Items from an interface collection
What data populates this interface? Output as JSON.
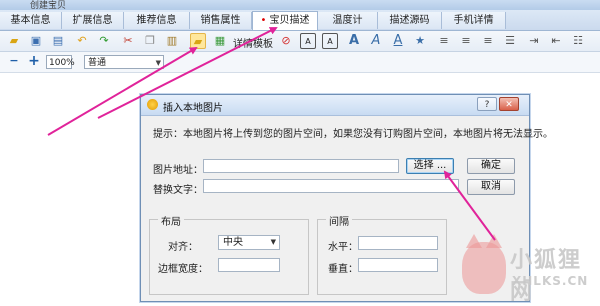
{
  "window": {
    "title": "创建宝贝"
  },
  "tabs": [
    {
      "label": "基本信息",
      "active": false
    },
    {
      "label": "扩展信息",
      "active": false
    },
    {
      "label": "推荐信息",
      "active": false
    },
    {
      "label": "销售属性",
      "active": false
    },
    {
      "label": "宝贝描述",
      "active": true,
      "marker": "•"
    },
    {
      "label": "温度计",
      "active": false
    },
    {
      "label": "描述源码",
      "active": false
    },
    {
      "label": "手机详情",
      "active": false
    }
  ],
  "toolbar": {
    "details_label": "详情模板",
    "icons": [
      "open-folder-icon",
      "save-icon",
      "save-as-icon",
      "undo-icon",
      "redo-icon",
      "cut-icon",
      "copy-icon",
      "paste-icon",
      "insert-image-icon",
      "insert-web-image-icon",
      "stop-icon",
      "text-box-icon",
      "text-box-alt-icon",
      "font-a-icon",
      "italic-a-icon",
      "underline-a-icon",
      "star-icon",
      "align-left-icon",
      "align-center-icon",
      "align-right-icon",
      "justify-icon",
      "indent-icon",
      "outdent-icon",
      "list-icon"
    ]
  },
  "toolbar2": {
    "zoom_out": "−",
    "zoom_in": "+",
    "zoom_value": "100%",
    "format_value": "普通"
  },
  "dialog": {
    "title": "插入本地图片",
    "help": "?",
    "close": "✕",
    "tip": "提示：本地图片将上传到您的图片空间，如果您没有订购图片空间，本地图片将无法显示。",
    "image_address_label": "图片地址：",
    "image_address_value": "",
    "alt_text_label": "替换文字：",
    "alt_text_value": "",
    "browse_button": "选择 ...",
    "ok_button": "确定",
    "cancel_button": "取消",
    "layout_group": "布局",
    "align_label": "对齐：",
    "align_value": "中央",
    "border_label": "边框宽度：",
    "border_value": "",
    "spacing_group": "间隔",
    "horizontal_label": "水平：",
    "horizontal_value": "",
    "vertical_label": "垂直：",
    "vertical_value": ""
  },
  "watermark": {
    "text_cn": "小狐狸网",
    "text_en": "XHLKS.CN"
  },
  "colors": {
    "arrow": "#e0239a",
    "tab_marker": "#dd0000"
  }
}
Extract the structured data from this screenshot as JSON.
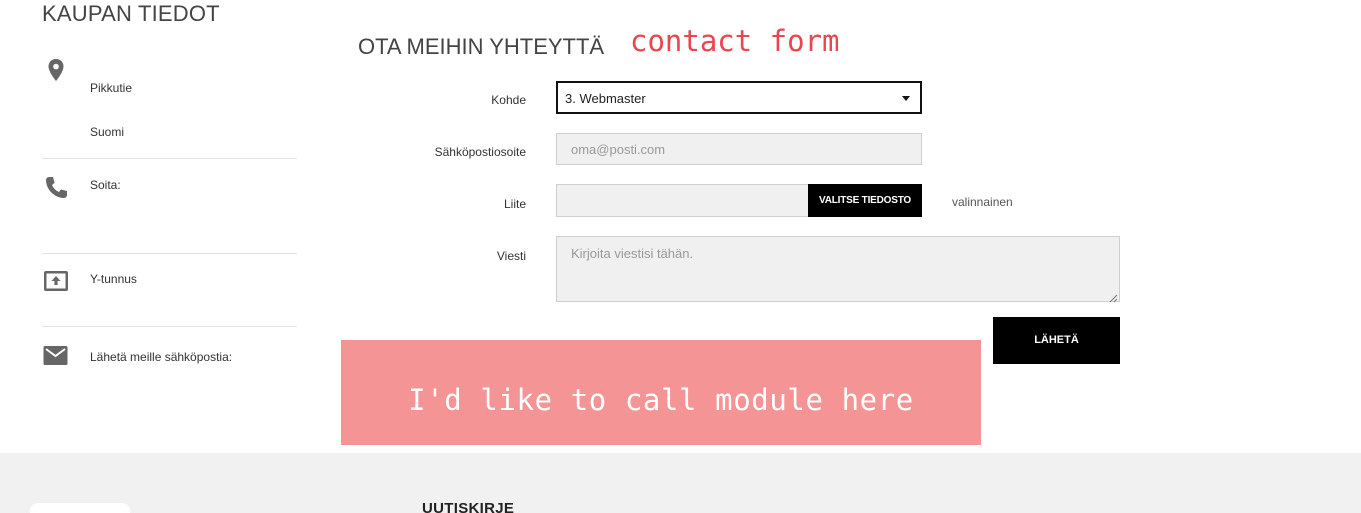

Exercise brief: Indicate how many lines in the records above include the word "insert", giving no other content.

Response area: 2